Celebrating Special Education Day in Your School
Happy Special Education Day! Every year, we celebrate the progress made since December 2nd, 1975, when President Ford ratified the Education for All Handicapped Children Act (EHA). Since renamed the Individuals with Disabilities Education Act (IDEA), this law ruled that every American child is entitled to a free appropriate public education (FAPE) in which they learn alongside general-education students wherever possible — marking a dramatic transition in our government’s approach to accessibility and inclusion. Later amendments established more comprehensive services for those ages 3–21, including programs for students transitioning out of high school, as well as additional training and resources for educators and parents alike (1).
The History of Special Education in the U.S.
Prior to the Disabilities Education Act of 1975, state laws largely determined what type of accommodation — if any — disabled students would receive (2). In many parts of the country, students with behavioral, intellectual, or physical disabilities were excluded from public schools entirely or relegated to separate, subpar facilities where they received little to no appropriate instruction (3). By 1970, it was estimated that only one in five were able to attend public school, while countless others were institutionalized in facilities that did not attempt to nurture their talents or interests (2, 4). Historically, they were overwhelmingly excluded from society and had a fraction of the opportunities they do now to accomplish their goals and lead fulfilling lives (5).
How to Honor Special Education in Your School
While we have undoubtedly made great strides, the holiday also presents a chance to reflect on how we can continue to progress and grow. For teachers, it might be difficult to know where to begin in the face of systemic barriers. Thankfully, there are many smaller steps we can take to make our classrooms more inclusive. Try these strategies to honor and celebrate special education in your learning community:
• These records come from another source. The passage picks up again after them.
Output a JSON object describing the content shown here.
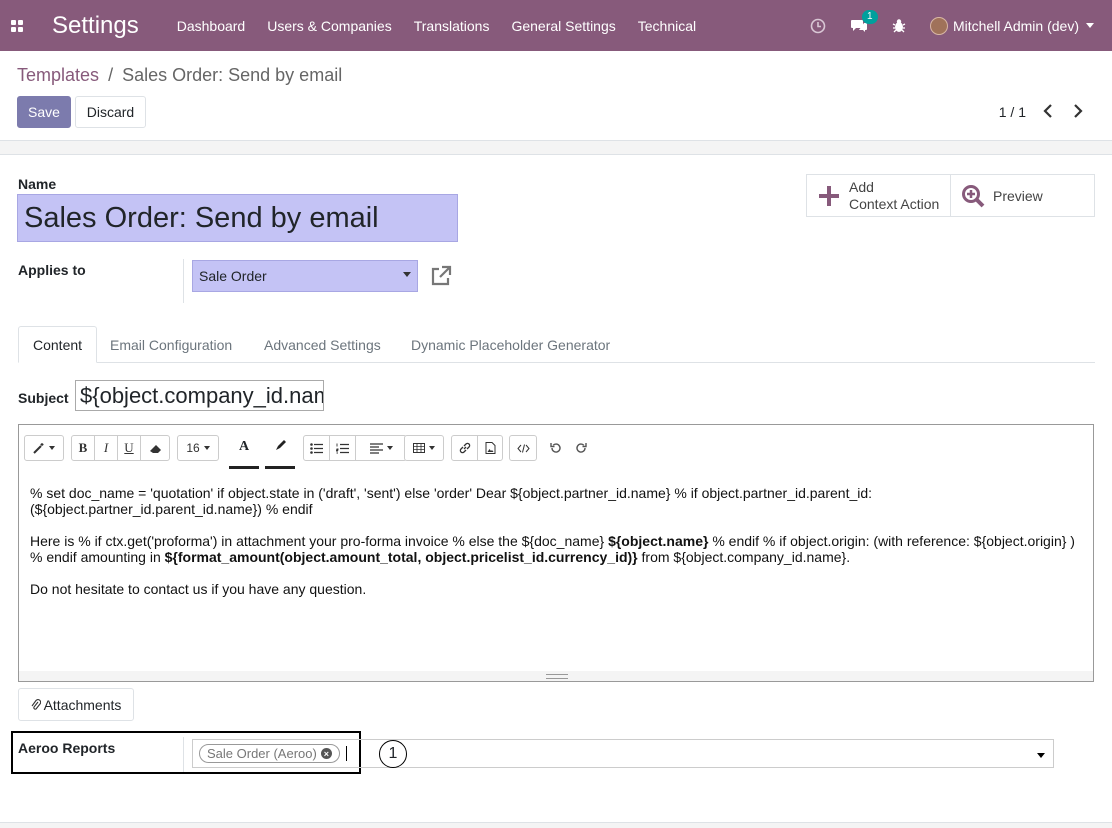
{
  "navbar": {
    "app_title": "Settings",
    "menu": [
      "Dashboard",
      "Users & Companies",
      "Translations",
      "General Settings",
      "Technical"
    ],
    "messages_badge": "1",
    "user": "Mitchell Admin (dev)",
    "bg_color": "#875a7b"
  },
  "breadcrumb": {
    "parent": "Templates",
    "separator": "/",
    "current": "Sales Order: Send by email"
  },
  "actions": {
    "save": "Save",
    "discard": "Discard"
  },
  "pager": {
    "value": "1 / 1"
  },
  "form": {
    "name_label": "Name",
    "name_value": "Sales Order: Send by email",
    "applies_to_label": "Applies to",
    "applies_to_value": "Sale Order",
    "buttons": {
      "context_action_line1": "Add",
      "context_action_line2": "Context Action",
      "preview": "Preview"
    },
    "tabs": [
      "Content",
      "Email Configuration",
      "Advanced Settings",
      "Dynamic Placeholder Generator"
    ],
    "subject_label": "Subject",
    "subject_value": "${object.company_id.name}",
    "font_size": "16",
    "body": {
      "p1": "% set doc_name = 'quotation' if object.state in ('draft', 'sent') else 'order' Dear ${object.partner_id.name} % if object.partner_id.parent_id: (${object.partner_id.parent_id.name}) % endif",
      "p2_a": "Here is % if ctx.get('proforma') in attachment your pro-forma invoice % else the ${doc_name} ",
      "p2_b": "${object.name}",
      "p2_c": " % endif % if object.origin: (with reference: ${object.origin} ) % endif amounting in ",
      "p2_d": "${format_amount(object.amount_total, object.pricelist_id.currency_id)}",
      "p2_e": " from ${object.company_id.name}.",
      "p3": "Do not hesitate to contact us if you have any question."
    },
    "attachments_button": "Attachments",
    "aeroo_label": "Aeroo Reports",
    "aeroo_tag": "Sale Order (Aeroo)",
    "annotation_marker": "1"
  }
}
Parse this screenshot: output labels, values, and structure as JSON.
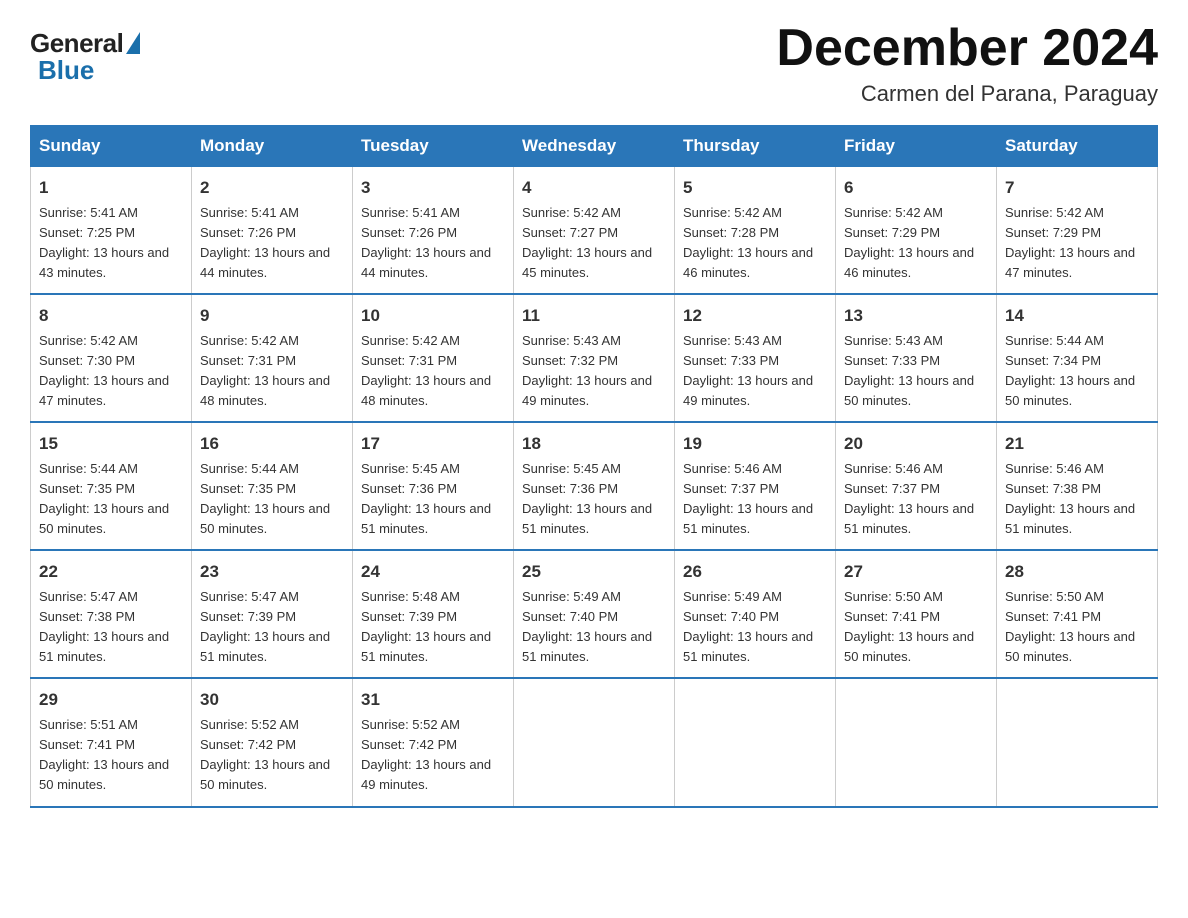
{
  "logo": {
    "general": "General",
    "blue": "Blue"
  },
  "title": {
    "month": "December 2024",
    "location": "Carmen del Parana, Paraguay"
  },
  "header": {
    "days": [
      "Sunday",
      "Monday",
      "Tuesday",
      "Wednesday",
      "Thursday",
      "Friday",
      "Saturday"
    ]
  },
  "weeks": [
    [
      {
        "day": "1",
        "sunrise": "5:41 AM",
        "sunset": "7:25 PM",
        "daylight": "13 hours and 43 minutes."
      },
      {
        "day": "2",
        "sunrise": "5:41 AM",
        "sunset": "7:26 PM",
        "daylight": "13 hours and 44 minutes."
      },
      {
        "day": "3",
        "sunrise": "5:41 AM",
        "sunset": "7:26 PM",
        "daylight": "13 hours and 44 minutes."
      },
      {
        "day": "4",
        "sunrise": "5:42 AM",
        "sunset": "7:27 PM",
        "daylight": "13 hours and 45 minutes."
      },
      {
        "day": "5",
        "sunrise": "5:42 AM",
        "sunset": "7:28 PM",
        "daylight": "13 hours and 46 minutes."
      },
      {
        "day": "6",
        "sunrise": "5:42 AM",
        "sunset": "7:29 PM",
        "daylight": "13 hours and 46 minutes."
      },
      {
        "day": "7",
        "sunrise": "5:42 AM",
        "sunset": "7:29 PM",
        "daylight": "13 hours and 47 minutes."
      }
    ],
    [
      {
        "day": "8",
        "sunrise": "5:42 AM",
        "sunset": "7:30 PM",
        "daylight": "13 hours and 47 minutes."
      },
      {
        "day": "9",
        "sunrise": "5:42 AM",
        "sunset": "7:31 PM",
        "daylight": "13 hours and 48 minutes."
      },
      {
        "day": "10",
        "sunrise": "5:42 AM",
        "sunset": "7:31 PM",
        "daylight": "13 hours and 48 minutes."
      },
      {
        "day": "11",
        "sunrise": "5:43 AM",
        "sunset": "7:32 PM",
        "daylight": "13 hours and 49 minutes."
      },
      {
        "day": "12",
        "sunrise": "5:43 AM",
        "sunset": "7:33 PM",
        "daylight": "13 hours and 49 minutes."
      },
      {
        "day": "13",
        "sunrise": "5:43 AM",
        "sunset": "7:33 PM",
        "daylight": "13 hours and 50 minutes."
      },
      {
        "day": "14",
        "sunrise": "5:44 AM",
        "sunset": "7:34 PM",
        "daylight": "13 hours and 50 minutes."
      }
    ],
    [
      {
        "day": "15",
        "sunrise": "5:44 AM",
        "sunset": "7:35 PM",
        "daylight": "13 hours and 50 minutes."
      },
      {
        "day": "16",
        "sunrise": "5:44 AM",
        "sunset": "7:35 PM",
        "daylight": "13 hours and 50 minutes."
      },
      {
        "day": "17",
        "sunrise": "5:45 AM",
        "sunset": "7:36 PM",
        "daylight": "13 hours and 51 minutes."
      },
      {
        "day": "18",
        "sunrise": "5:45 AM",
        "sunset": "7:36 PM",
        "daylight": "13 hours and 51 minutes."
      },
      {
        "day": "19",
        "sunrise": "5:46 AM",
        "sunset": "7:37 PM",
        "daylight": "13 hours and 51 minutes."
      },
      {
        "day": "20",
        "sunrise": "5:46 AM",
        "sunset": "7:37 PM",
        "daylight": "13 hours and 51 minutes."
      },
      {
        "day": "21",
        "sunrise": "5:46 AM",
        "sunset": "7:38 PM",
        "daylight": "13 hours and 51 minutes."
      }
    ],
    [
      {
        "day": "22",
        "sunrise": "5:47 AM",
        "sunset": "7:38 PM",
        "daylight": "13 hours and 51 minutes."
      },
      {
        "day": "23",
        "sunrise": "5:47 AM",
        "sunset": "7:39 PM",
        "daylight": "13 hours and 51 minutes."
      },
      {
        "day": "24",
        "sunrise": "5:48 AM",
        "sunset": "7:39 PM",
        "daylight": "13 hours and 51 minutes."
      },
      {
        "day": "25",
        "sunrise": "5:49 AM",
        "sunset": "7:40 PM",
        "daylight": "13 hours and 51 minutes."
      },
      {
        "day": "26",
        "sunrise": "5:49 AM",
        "sunset": "7:40 PM",
        "daylight": "13 hours and 51 minutes."
      },
      {
        "day": "27",
        "sunrise": "5:50 AM",
        "sunset": "7:41 PM",
        "daylight": "13 hours and 50 minutes."
      },
      {
        "day": "28",
        "sunrise": "5:50 AM",
        "sunset": "7:41 PM",
        "daylight": "13 hours and 50 minutes."
      }
    ],
    [
      {
        "day": "29",
        "sunrise": "5:51 AM",
        "sunset": "7:41 PM",
        "daylight": "13 hours and 50 minutes."
      },
      {
        "day": "30",
        "sunrise": "5:52 AM",
        "sunset": "7:42 PM",
        "daylight": "13 hours and 50 minutes."
      },
      {
        "day": "31",
        "sunrise": "5:52 AM",
        "sunset": "7:42 PM",
        "daylight": "13 hours and 49 minutes."
      },
      null,
      null,
      null,
      null
    ]
  ]
}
Get informed. Take some time to learn something new about trends in special education or get informed about your school’s special education offerings. Seek out new information on different types of disabilities; assistive technology; disability etiquette; and how to make class presentations, posters, and other curricular materials more accessible. To start, consider auditing a free online course like this one offered by the University of Illinois through Coursera.
Re-organize your space. If you’re a classroom teacher, take a moment to evaluate the layout and function of your room from a new perspective, considering the needs of all learners. Where relevant, arrange classroom furniture so that someone using a wheelchair or crutches can easily navigate the space. If you feel empowered to influence larger changes in your learning community, consider how your campus can evolve to better accommodate all students’ experiences, perhaps by connecting with students and their families to better understand their needs.
Prioritize representation. No matter the individual makeup of your classroom or school, representation is critical for every learning community and in every subject. During literacy and history classes, teach life-affirming stories featuring people with a range of disabilities. Discuss and discourage the use of ableist language in everyday life.
Practice and encourage empathy. Incorporate elements of Social and Emotional Learning to help students develop empathy for others and an appreciation for what makes each of them unique. Consider how you can bring conversations about empathy and empathy practice into your classroom today — to get started, download our free set of empathy activities:
Here’s to a brighter future for every child — whatever their needs. This is just the beginning!
To learn more about special education directly from special education teachers, check out these articles:
Data Collection Tips for Special Education Teachers
A Better Way to Understand Student Performance Across Classes
Text-to-Speech: Not Just For Special Education Students!
By Kristine Napper, Teacher & Techquity Expert
Promoting Empathy in an Inclusive Special Education Classroom
By Theresa Amoriello, Special Education Teacher